→ **Task requirements**:
Could you filter the records below and return each line that holds "Tables"?
Top of Data for processing
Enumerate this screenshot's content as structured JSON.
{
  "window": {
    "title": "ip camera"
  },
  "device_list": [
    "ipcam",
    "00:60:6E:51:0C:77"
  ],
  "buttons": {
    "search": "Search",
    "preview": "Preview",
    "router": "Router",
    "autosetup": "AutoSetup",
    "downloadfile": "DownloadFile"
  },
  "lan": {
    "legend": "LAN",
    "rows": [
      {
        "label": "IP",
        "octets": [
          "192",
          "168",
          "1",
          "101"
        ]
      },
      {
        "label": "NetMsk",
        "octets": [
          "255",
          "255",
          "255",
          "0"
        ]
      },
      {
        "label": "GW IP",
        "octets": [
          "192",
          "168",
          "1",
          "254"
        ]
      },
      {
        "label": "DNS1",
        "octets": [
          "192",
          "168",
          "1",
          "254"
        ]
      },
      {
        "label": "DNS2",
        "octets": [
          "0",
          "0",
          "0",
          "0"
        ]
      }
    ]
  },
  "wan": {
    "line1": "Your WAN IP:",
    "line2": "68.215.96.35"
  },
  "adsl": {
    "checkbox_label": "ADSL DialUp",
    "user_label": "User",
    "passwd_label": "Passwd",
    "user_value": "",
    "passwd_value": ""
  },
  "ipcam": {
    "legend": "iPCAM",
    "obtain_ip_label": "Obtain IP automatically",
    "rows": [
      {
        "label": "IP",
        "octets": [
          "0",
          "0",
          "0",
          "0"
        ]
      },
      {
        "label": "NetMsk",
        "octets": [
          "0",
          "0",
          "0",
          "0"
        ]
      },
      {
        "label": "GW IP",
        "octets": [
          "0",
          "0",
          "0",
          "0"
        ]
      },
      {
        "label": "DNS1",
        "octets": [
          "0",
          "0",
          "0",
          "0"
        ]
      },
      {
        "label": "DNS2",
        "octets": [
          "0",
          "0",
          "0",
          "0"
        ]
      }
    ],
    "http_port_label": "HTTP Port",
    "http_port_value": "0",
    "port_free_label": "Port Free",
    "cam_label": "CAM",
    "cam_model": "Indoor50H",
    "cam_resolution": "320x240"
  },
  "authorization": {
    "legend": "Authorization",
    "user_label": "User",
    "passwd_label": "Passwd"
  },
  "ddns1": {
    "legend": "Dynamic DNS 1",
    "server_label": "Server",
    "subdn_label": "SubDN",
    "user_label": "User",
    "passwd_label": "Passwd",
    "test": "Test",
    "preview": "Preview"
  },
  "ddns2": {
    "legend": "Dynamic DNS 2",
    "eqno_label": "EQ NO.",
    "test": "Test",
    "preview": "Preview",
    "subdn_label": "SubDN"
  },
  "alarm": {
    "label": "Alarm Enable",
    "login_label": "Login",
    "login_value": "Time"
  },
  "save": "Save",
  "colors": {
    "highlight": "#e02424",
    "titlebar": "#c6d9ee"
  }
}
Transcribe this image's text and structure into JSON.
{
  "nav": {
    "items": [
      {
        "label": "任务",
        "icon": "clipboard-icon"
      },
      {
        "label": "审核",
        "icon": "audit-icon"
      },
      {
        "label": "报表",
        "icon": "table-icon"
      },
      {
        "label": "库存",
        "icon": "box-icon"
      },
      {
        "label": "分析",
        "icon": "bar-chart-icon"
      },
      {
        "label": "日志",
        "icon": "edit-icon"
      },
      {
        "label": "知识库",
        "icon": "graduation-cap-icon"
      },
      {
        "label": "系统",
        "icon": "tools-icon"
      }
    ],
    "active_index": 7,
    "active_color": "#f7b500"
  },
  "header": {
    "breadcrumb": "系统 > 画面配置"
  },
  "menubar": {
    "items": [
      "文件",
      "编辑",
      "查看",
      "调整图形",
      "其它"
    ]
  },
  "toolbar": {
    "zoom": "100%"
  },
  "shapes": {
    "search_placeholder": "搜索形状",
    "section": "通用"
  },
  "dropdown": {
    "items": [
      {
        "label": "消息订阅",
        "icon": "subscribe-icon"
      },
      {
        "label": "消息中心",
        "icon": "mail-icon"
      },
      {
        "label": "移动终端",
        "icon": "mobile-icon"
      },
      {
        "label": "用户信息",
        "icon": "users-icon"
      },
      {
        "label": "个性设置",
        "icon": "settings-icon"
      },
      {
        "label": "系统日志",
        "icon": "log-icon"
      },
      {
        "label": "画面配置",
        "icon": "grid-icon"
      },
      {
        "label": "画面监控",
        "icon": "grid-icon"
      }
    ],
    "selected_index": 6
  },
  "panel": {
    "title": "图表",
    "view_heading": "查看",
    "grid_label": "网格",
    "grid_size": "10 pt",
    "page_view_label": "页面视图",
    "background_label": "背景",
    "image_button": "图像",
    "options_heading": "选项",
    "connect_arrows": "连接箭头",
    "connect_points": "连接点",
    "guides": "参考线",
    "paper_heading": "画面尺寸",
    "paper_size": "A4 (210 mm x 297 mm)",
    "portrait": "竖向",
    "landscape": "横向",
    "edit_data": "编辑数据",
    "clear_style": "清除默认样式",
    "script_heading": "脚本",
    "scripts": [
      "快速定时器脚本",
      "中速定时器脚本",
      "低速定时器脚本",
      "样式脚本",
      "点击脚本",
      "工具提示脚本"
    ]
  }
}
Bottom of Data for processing
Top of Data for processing
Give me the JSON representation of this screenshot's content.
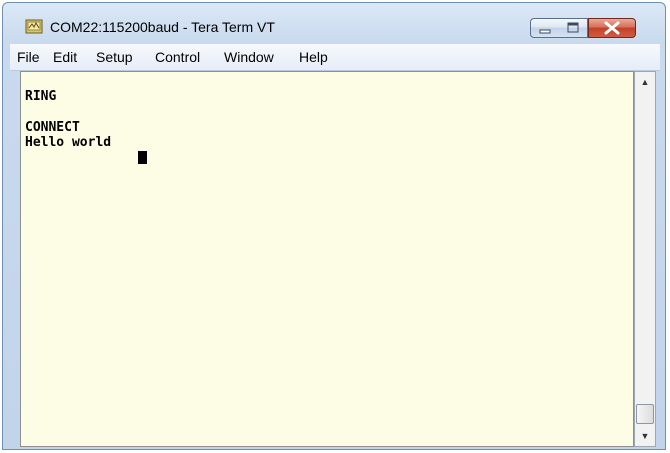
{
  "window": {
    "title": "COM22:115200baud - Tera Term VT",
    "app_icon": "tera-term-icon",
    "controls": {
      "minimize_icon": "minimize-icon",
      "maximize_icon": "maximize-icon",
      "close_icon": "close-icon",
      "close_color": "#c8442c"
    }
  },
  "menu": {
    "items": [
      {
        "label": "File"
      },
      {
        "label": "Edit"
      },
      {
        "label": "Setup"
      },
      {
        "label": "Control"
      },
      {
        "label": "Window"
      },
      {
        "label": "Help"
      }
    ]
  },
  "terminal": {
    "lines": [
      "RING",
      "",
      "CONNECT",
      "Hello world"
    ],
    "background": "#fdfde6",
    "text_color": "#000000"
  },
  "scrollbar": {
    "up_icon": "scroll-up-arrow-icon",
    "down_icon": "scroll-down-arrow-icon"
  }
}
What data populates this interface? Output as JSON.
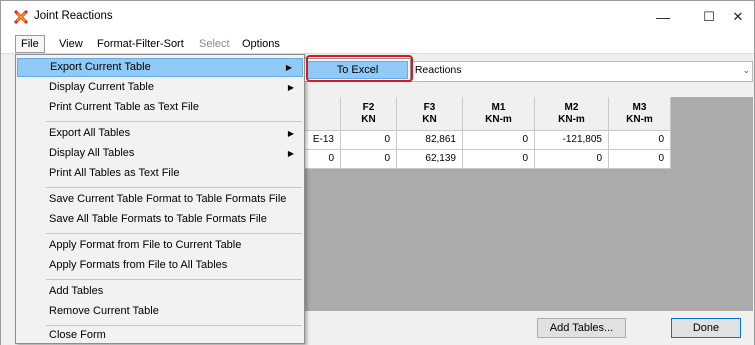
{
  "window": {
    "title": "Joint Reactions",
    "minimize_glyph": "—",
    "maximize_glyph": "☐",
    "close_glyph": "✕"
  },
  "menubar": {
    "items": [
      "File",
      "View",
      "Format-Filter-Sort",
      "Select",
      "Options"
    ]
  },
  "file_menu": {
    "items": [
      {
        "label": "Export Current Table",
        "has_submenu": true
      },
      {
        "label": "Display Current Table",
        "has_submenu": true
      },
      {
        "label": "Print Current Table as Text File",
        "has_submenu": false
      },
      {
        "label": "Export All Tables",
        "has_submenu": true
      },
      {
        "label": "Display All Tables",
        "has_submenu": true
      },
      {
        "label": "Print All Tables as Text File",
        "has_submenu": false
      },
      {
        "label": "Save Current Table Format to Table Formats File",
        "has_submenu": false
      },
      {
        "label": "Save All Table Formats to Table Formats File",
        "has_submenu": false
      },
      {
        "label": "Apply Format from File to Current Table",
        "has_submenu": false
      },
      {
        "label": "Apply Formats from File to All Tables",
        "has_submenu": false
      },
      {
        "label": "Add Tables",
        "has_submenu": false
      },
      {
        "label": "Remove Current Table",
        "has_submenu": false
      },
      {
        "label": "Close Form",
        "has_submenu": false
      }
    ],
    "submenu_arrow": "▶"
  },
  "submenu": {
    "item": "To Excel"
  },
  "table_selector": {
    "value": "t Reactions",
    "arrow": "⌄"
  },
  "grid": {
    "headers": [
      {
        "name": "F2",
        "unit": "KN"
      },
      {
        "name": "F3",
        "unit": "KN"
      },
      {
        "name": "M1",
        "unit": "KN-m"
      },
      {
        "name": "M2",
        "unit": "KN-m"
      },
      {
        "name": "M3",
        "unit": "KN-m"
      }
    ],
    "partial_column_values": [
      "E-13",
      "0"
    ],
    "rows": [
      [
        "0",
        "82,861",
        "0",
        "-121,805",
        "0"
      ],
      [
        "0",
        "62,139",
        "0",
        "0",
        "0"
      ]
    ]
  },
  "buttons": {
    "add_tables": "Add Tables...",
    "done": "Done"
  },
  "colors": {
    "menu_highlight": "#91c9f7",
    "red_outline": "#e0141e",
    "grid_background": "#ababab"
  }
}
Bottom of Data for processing
→ **Expected output**:
        "label": "Export All Tables",
        "label": "Display All Tables",
        "label": "Print All Tables as Text File",
        "label": "Apply Formats from File to All Tables",
        "label": "Add Tables",
    "add_tables": "Add Tables...",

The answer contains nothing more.